And the winner for 2015 is Sean Willems, chief scientist at Logility, for his presentation at the company's user conference in San Diego on the "efficient frontier" - in essence, another term for supply chain tradeoff curves, but with some new wrinkles. It was outstanding, and aligned very well with some thinking I have been doing on this same topic. Do you know where your company's efficiency frontier curve is and where you stand in relation to it? Likely not. I wrote on this after Willems' presentation, and will do more soon.
Just FYI, previous SCDigest Best Presentation of the Year award winners were:
2014: Bill Nienburg, VP of Global Merchandise & Sales Planning at Under Armour, for an in your face description of how the apparel giant was going to use supply chain to win in the market - and he really meant it.
2013: Richard Murphy, CEO of Murphy's Warehouse Co., at the WERC conference, on the business case for Green investment in distribution. Great, practical detail.
2012: Raj Subramonian of Dell, with an outstanding, heartfelt presentation at CSCMP on use of "vested outsourcing" to transform a stale 3PL relationship.
2011: Rudi van Schoor, of SABMiller's South African operations at the SAPICS conference there, on stopping a major supply chain planning project in mid-stream and totally and successfully re-orienting the approach.
2010: Chris Gaffney of Coca-Cola, at Georgia Tech on how to bring balance into increasingly challenging supply chain careers, and how with the right formula less can really be more for both managers and the company.
2009: Jim Kellso of Intel at CSCMP, on rethinking Intel's supply chain to work for a new chip whose much lower price point required a dramatically lower cost supply chain.

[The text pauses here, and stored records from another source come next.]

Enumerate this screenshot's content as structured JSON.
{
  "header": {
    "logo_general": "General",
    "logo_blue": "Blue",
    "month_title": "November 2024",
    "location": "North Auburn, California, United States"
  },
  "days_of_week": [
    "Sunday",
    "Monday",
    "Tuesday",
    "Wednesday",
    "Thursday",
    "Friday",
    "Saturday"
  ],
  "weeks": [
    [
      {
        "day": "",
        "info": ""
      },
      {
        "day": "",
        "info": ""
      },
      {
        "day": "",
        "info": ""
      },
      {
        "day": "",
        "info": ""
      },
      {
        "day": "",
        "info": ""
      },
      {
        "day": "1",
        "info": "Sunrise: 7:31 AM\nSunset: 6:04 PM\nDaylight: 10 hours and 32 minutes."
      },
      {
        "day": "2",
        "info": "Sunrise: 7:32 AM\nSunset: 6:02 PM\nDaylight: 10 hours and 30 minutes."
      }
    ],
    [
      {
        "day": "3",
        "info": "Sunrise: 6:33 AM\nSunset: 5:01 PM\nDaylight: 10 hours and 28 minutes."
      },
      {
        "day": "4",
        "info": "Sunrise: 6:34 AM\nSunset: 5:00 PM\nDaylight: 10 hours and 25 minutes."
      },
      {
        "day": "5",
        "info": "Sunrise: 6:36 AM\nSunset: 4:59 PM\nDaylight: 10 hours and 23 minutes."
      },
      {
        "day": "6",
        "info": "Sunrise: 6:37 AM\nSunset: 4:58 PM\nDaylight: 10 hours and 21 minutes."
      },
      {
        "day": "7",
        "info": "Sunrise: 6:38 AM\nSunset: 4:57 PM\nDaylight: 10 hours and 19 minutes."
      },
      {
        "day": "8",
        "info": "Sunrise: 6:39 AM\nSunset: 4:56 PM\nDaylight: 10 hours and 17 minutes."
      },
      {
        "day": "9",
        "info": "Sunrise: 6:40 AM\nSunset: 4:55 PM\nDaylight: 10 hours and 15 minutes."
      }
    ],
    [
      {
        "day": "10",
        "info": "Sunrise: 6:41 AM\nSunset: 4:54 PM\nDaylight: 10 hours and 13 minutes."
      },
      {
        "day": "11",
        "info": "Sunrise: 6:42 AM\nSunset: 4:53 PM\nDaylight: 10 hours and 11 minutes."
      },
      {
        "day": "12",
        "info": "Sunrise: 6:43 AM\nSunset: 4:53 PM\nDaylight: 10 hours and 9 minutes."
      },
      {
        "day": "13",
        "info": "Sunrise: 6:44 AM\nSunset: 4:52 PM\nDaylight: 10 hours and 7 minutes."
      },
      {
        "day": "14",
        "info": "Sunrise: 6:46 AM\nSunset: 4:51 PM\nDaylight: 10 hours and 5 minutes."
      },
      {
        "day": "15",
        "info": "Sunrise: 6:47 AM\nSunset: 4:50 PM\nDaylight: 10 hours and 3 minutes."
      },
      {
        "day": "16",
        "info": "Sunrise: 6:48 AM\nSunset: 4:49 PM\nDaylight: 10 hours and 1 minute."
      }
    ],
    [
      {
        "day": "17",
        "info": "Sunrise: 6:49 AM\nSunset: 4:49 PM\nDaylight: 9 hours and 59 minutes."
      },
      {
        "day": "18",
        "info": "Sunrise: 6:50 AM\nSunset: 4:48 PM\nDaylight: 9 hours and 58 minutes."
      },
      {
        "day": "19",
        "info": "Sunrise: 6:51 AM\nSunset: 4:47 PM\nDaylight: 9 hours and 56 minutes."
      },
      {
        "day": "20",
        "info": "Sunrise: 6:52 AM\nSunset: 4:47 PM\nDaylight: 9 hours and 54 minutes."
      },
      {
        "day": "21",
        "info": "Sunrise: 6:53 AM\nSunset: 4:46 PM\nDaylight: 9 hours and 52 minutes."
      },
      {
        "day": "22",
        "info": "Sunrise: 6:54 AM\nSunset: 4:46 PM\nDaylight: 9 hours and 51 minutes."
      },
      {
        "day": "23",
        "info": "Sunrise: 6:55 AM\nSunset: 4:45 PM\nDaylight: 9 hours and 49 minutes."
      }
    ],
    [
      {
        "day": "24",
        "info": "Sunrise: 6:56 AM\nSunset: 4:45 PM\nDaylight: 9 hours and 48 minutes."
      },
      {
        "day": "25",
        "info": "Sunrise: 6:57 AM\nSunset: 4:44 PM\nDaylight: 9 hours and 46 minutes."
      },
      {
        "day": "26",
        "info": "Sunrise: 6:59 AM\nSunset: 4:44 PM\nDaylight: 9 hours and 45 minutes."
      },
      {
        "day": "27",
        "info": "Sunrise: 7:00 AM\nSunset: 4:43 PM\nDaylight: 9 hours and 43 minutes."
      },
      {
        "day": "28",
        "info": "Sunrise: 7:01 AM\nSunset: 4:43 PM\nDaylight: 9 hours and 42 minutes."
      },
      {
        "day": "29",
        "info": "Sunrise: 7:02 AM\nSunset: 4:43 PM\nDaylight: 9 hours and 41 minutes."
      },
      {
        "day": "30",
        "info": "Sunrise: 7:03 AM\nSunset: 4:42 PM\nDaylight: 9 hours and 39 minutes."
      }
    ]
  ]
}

2008: Matt Salmonson of Old Navy/The Gap stores group, who spoke at an i2 user conference on how to implement software the right way, and make change management happen.
2007: Michael Schofer of Coats North America at i2, describing his company's supply chain transformation as its traditional apparel sector customers were all leaving the US, enabling it to survive.
2006: Paul Mathews of The Limited Brands for his speech on aligning supply chain and the corporate boardroom at the North American Material Handling Show. This was motivational.
2005: Glenn Wegryn of Procter & Gamble, who presented at CSCMP 2005 on how P&G has developed a methodology and set of tools to drive supply chain strategy and planning into overall business strategy and planning - wonderful.
I ran into Wegryn at the 2014 LLamasoft event - he happily referenced his inaugural award!
So, that's our list. Congratulations to the winners. There was a lot I missed of course. I welcome your nominees for any outstanding presentations you had a chance to see in 2015. Many ask if I have copies or links to these presentations, and alas I usually do not, but feel free to inquire, as I sometimes do.
Did you see any outstanding presentations, especially any that were highly visionary or motivational? In general, are you happy with the quality of presentations you see at conferences? Let us know your thoughts at the Feedback button (email) or Feedback section below.